I found this op-ed piece written by none other than Bill Ayers. Name ring a bell? He’s the “terrorist” who Obama “palled around with”.
This is for sure one of the most interesting pieces I have read in a long time. The most interesting topic that he addresses comes near the end of the article, where he articulately describes the “guilt by association” culture in the United States. Apparently, having a relationship of any kind with somebody equals shared values. Rather than paranoia setting in, relationships with different types of people should be seen as leading to a more varied, cosmopolitan, and understanding view of our world. He writes:
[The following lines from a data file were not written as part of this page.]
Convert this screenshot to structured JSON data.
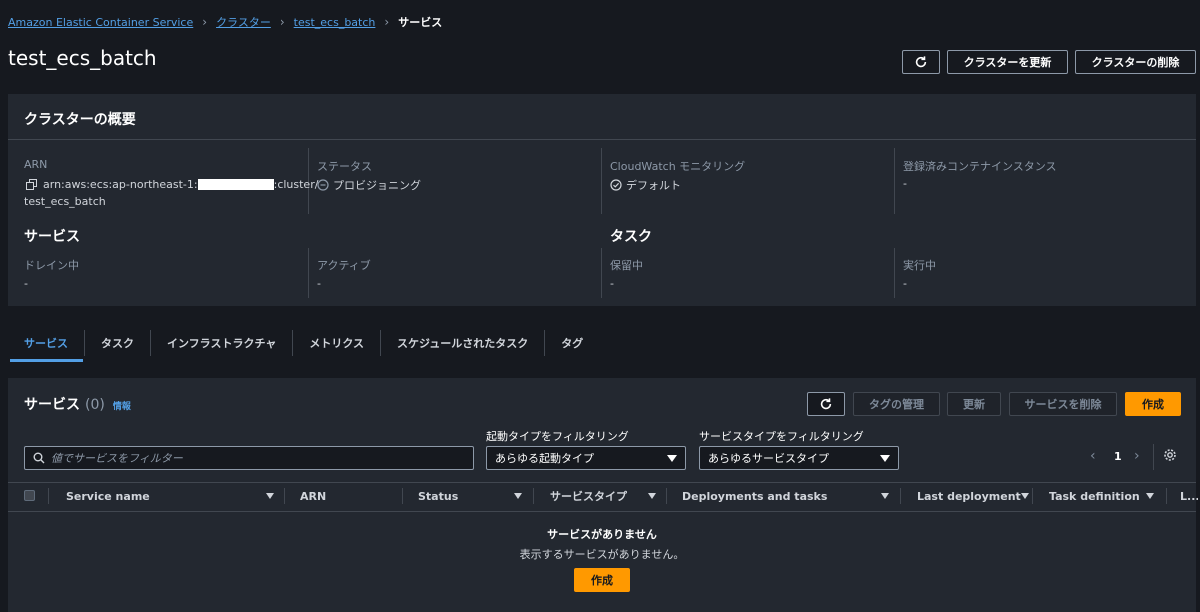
{
  "breadcrumb": {
    "items": [
      "Amazon Elastic Container Service",
      "クラスター",
      "test_ecs_batch"
    ],
    "current": "サービス"
  },
  "page": {
    "title": "test_ecs_batch"
  },
  "header_actions": {
    "update_label": "クラスターを更新",
    "delete_label": "クラスターの削除"
  },
  "overview": {
    "title": "クラスターの概要",
    "arn_label": "ARN",
    "arn_line1_prefix": "arn:aws:ecs:ap-northeast-1:",
    "arn_line1_suffix": ":cluster/",
    "arn_line2": "test_ecs_batch",
    "status_label": "ステータス",
    "status_value": "プロビジョニング",
    "cloudwatch_label": "CloudWatch モニタリング",
    "cloudwatch_value": "デフォルト",
    "instances_label": "登録済みコンテナインスタンス",
    "instances_value": "-",
    "services_heading": "サービス",
    "draining_label": "ドレイン中",
    "draining_value": "-",
    "active_label": "アクティブ",
    "active_value": "-",
    "tasks_heading": "タスク",
    "pending_label": "保留中",
    "pending_value": "-",
    "running_label": "実行中",
    "running_value": "-"
  },
  "tabs": [
    "サービス",
    "タスク",
    "インフラストラクチャ",
    "メトリクス",
    "スケジュールされたタスク",
    "タグ"
  ],
  "services": {
    "title": "サービス",
    "count": "(0)",
    "info_link": "情報",
    "manage_tags_label": "タグの管理",
    "update_label": "更新",
    "delete_label": "サービスを削除",
    "create_label": "作成",
    "search_placeholder": "値でサービスをフィルター",
    "launch_filter_label": "起動タイプをフィルタリング",
    "launch_filter_value": "あらゆる起動タイプ",
    "service_type_filter_label": "サービスタイプをフィルタリング",
    "service_type_filter_value": "あらゆるサービスタイプ",
    "page_number": "1",
    "columns": [
      "Service name",
      "ARN",
      "Status",
      "サービスタイプ",
      "Deployments and tasks",
      "Last deployment",
      "Task definition",
      "L..."
    ],
    "empty_title": "サービスがありません",
    "empty_message": "表示するサービスがありません。",
    "empty_create_label": "作成"
  },
  "colors": {
    "accent": "#539fe5",
    "primary": "#ff9900",
    "background": "#16191f",
    "panel": "#232830"
  }
}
The dishonesty of the narrative about Mr. Obama during the campaign went a step further with its assumption that if you can place two people in the same room at the same time, or if you can show that they held a conversation, shared a cup of coffee, took the bus downtown together or had any of a thousand other associations, then you have demonstrated that they share ideas, policies, outlook, influences and, especially, responsibility for each other’s behavior. There is a long and sad history of guilt by association in our political culture, and at crucial times we’ve been unable to rise above it.
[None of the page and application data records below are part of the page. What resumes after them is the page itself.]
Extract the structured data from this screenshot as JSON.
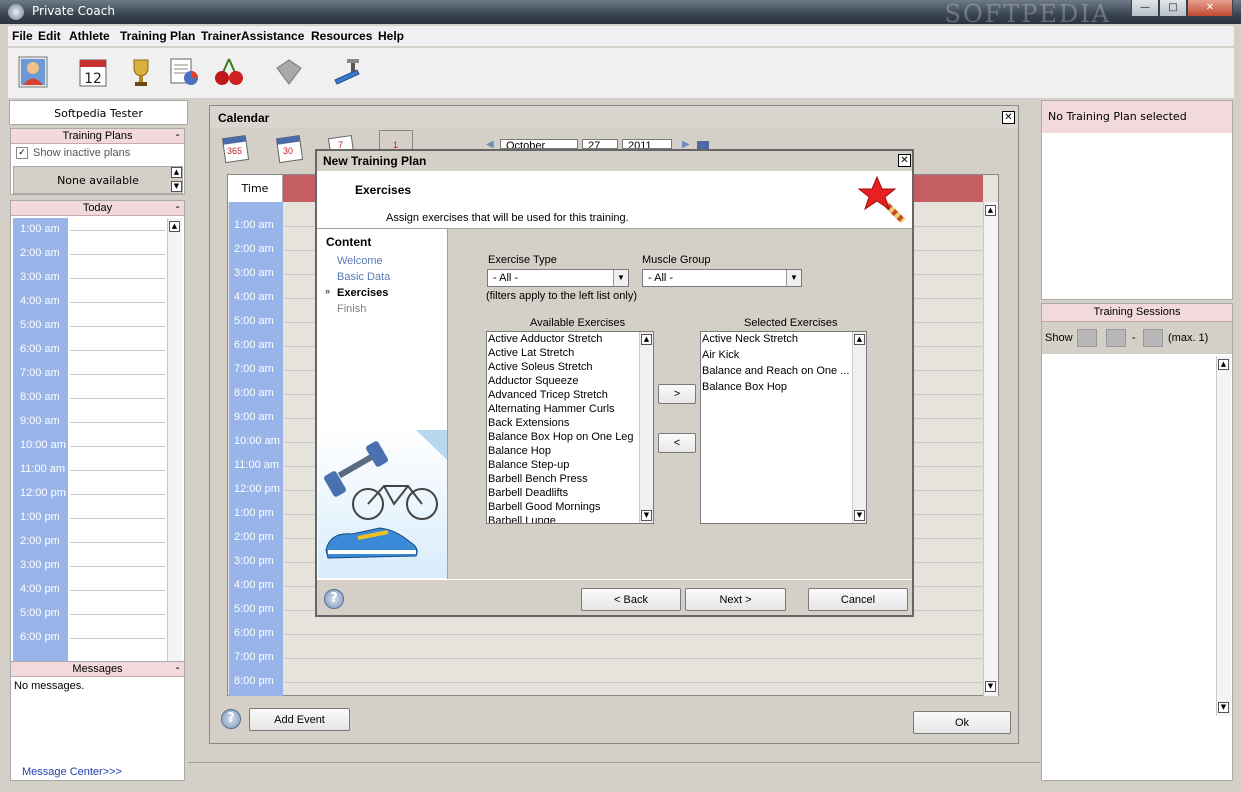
{
  "window": {
    "title": "Private Coach",
    "watermark": "SOFTPEDIA"
  },
  "menu": [
    "File",
    "Edit",
    "Athlete",
    "Training Plan",
    "TrainerAssistance",
    "Resources",
    "Help"
  ],
  "toolbar_icons": [
    "athlete-icon",
    "calendar-icon",
    "trophy-icon",
    "report-icon",
    "cherry-icon",
    "tag-icon",
    "treadmill-icon"
  ],
  "left": {
    "user": "Softpedia Tester",
    "training_plans": {
      "header": "Training Plans",
      "show_inactive": "Show inactive plans",
      "value": "None available"
    },
    "today": {
      "header": "Today",
      "hours": [
        "1:00 am",
        "2:00 am",
        "3:00 am",
        "4:00 am",
        "5:00 am",
        "6:00 am",
        "7:00 am",
        "8:00 am",
        "9:00 am",
        "10:00 am",
        "11:00 am",
        "12:00 pm",
        "1:00 pm",
        "2:00 pm",
        "3:00 pm",
        "4:00 pm",
        "5:00 pm",
        "6:00 pm"
      ]
    },
    "messages": {
      "header": "Messages",
      "text": "No messages.",
      "link": "Message Center>>>"
    }
  },
  "calendar": {
    "title": "Calendar",
    "view_icons": [
      "365",
      "30",
      "7",
      "1"
    ],
    "month": "October",
    "day": "27",
    "year": "2011",
    "time_header": "Time",
    "hours": [
      "1:00 am",
      "2:00 am",
      "3:00 am",
      "4:00 am",
      "5:00 am",
      "6:00 am",
      "7:00 am",
      "8:00 am",
      "9:00 am",
      "10:00 am",
      "11:00 am",
      "12:00 pm",
      "1:00 pm",
      "2:00 pm",
      "3:00 pm",
      "4:00 pm",
      "5:00 pm",
      "6:00 pm",
      "7:00 pm",
      "8:00 pm"
    ],
    "add_event": "Add Event",
    "ok": "Ok"
  },
  "dialog": {
    "title": "New Training Plan",
    "heading": "Exercises",
    "description": "Assign exercises that will be used for this training.",
    "content_header": "Content",
    "steps": [
      "Welcome",
      "Basic Data",
      "Exercises",
      "Finish"
    ],
    "exercise_type_label": "Exercise Type",
    "exercise_type_value": "- All -",
    "muscle_group_label": "Muscle Group",
    "muscle_group_value": "- All -",
    "filter_note": "(filters apply to the left list only)",
    "available_label": "Available Exercises",
    "available": [
      "Active Adductor Stretch",
      "Active Lat Stretch",
      "Active Soleus Stretch",
      "Adductor Squeeze",
      "Advanced Tricep Stretch",
      "Alternating Hammer Curls",
      "Back Extensions",
      "Balance Box Hop on One Leg",
      "Balance Hop",
      "Balance Step-up",
      "Barbell Bench Press",
      "Barbell Deadlifts",
      "Barbell Good Mornings",
      "Barbell Lunge"
    ],
    "selected_label": "Selected Exercises",
    "selected": [
      "Active Neck Stretch",
      "Air Kick",
      "Balance and Reach on One ...",
      "Balance Box Hop"
    ],
    "add_btn": ">",
    "remove_btn": "<",
    "back": "< Back",
    "next": "Next >",
    "cancel": "Cancel"
  },
  "right": {
    "plan_status": "No Training Plan selected",
    "sessions_header": "Training Sessions",
    "show_label": "Show",
    "dash": "-",
    "max_label": "(max. 1)"
  }
}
And then a bit later:
Demonization, guilt by association, and the politics of fear did not triumph, not this time. Let’s hope they never will again. And let’s hope we might now assert that in our wildly diverse society, talking and listening to the widest range of people is not a sin, but a virtue.
More from Mr. Ayers himself: